SWITZERLAND – The World Health Organization (WHO) has published a new situation report outlining the ongoing multi-country outbreak of cholera, with over 667,000 cases and 4,000 deaths.
The World Health Organization is currently responding with urgency to reduce deaths and contain outbreaks in countries around the globe.
In the latest situation report, WHO warned: “Preliminary data from Member States indicate that the number of cholera cases reported in 2023 as of 15 December has surpassed that of 2022.”
The health body of the United Nations outlined that the reported outbreak data should be interpreted with caution given the varying surveillance systems and capacity across countries.
Taking this into account, WHO is currently reviewing its response to cholera globally to identify key lessons and make evidence-based adjustments where needed to better coordinate activities in the coming months.
This year’s reported outbreak data follows the publication of the last situation report on the multi-country outbreak of cholera on 7 December 2023, which included data up to 15 November, and as of 15 December 2023.
The resurgence of cholera is characterized by the number, size, and concurrence of multiple outbreaks around the world, the spread to areas free of cholera for decades, and alarming high mortality rates.

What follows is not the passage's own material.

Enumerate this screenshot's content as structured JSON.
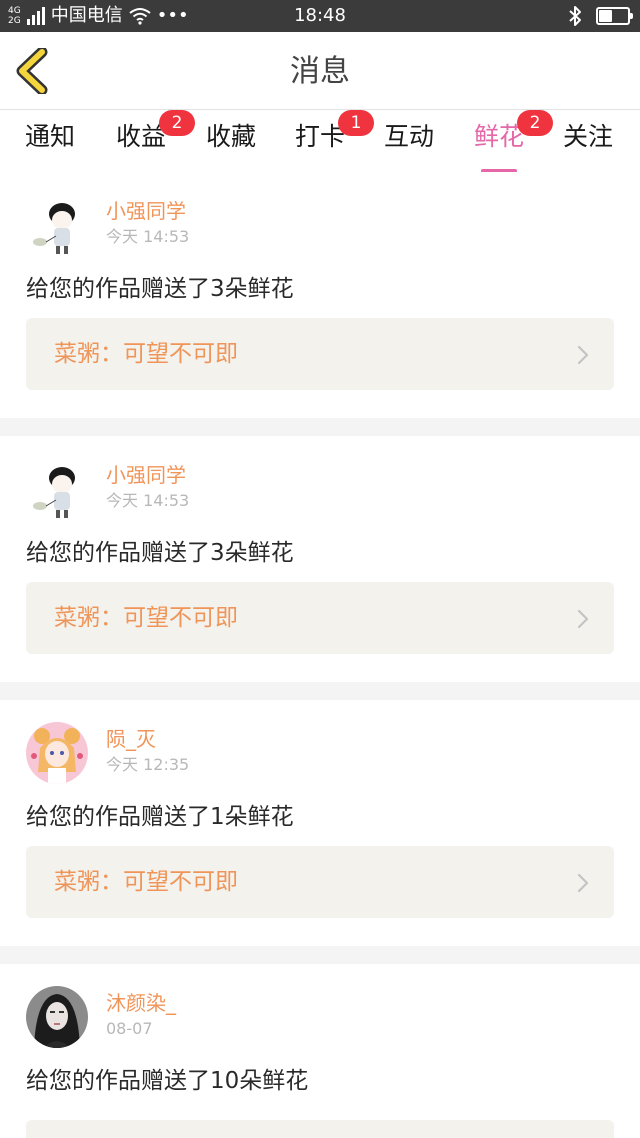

According to the previous situation report, an outbreak of cholera or acute watery diarrhoea (AWD) was detected in one new country, Togo. In total, at least 30 countries have reported cases since 1 January 2023.
Based on the large number of outbreaks and their geographic expansion, alongside the shortage of vaccines and other resources, WHO continues to assess the risk at a global level as very high.
A major concern with cholera is its high rate of fatalities. The average case fatality ratio is currently almost at 3%, above the 2.3% reached in 2022, and far exceeding the acceptable level of below 1%.
The WHO situation report emphasizes the immediate necessity for decisive action to mitigate the climate change and conflict impact on human health while addressing triggers for cholera outbreaks such as poverty.
The report reveals a few compounding problems associated with extreme climate events, including floods, cyclones, and droughts, which reduce access to clean water and create an ideal environment for cholera to thrive.
This year’s situation report comes nearly a year after WHO classified the global resurgence of cholera as a grade 3 emergency, the highest internal level for a health emergency requiring a comprehensive response at the three levels of the organization.
In strange new patterns, cholera cases are making rounds in different parts of the world after the acute diarrheal illness was thought to be on the verge of eradication.
This increase in outbreaks and cases is stretching the global capacity to respond. There is a shortage of cholera tools, including vaccines.
Moreover, WHO cautioned that Africa is currently experiencing an exponential rise in cholera cases and cholera-associated deaths. The trend is expected to continue into this year without strong interventions.
The cholera outbreak has been detected in over 10 African countries, including Malawi, Mozambique, Zambia, Burundi, Cameroon, the Democratic Republic of the Congo (DRC), Nigeria, Ethiopia, Kenya, and Somalia.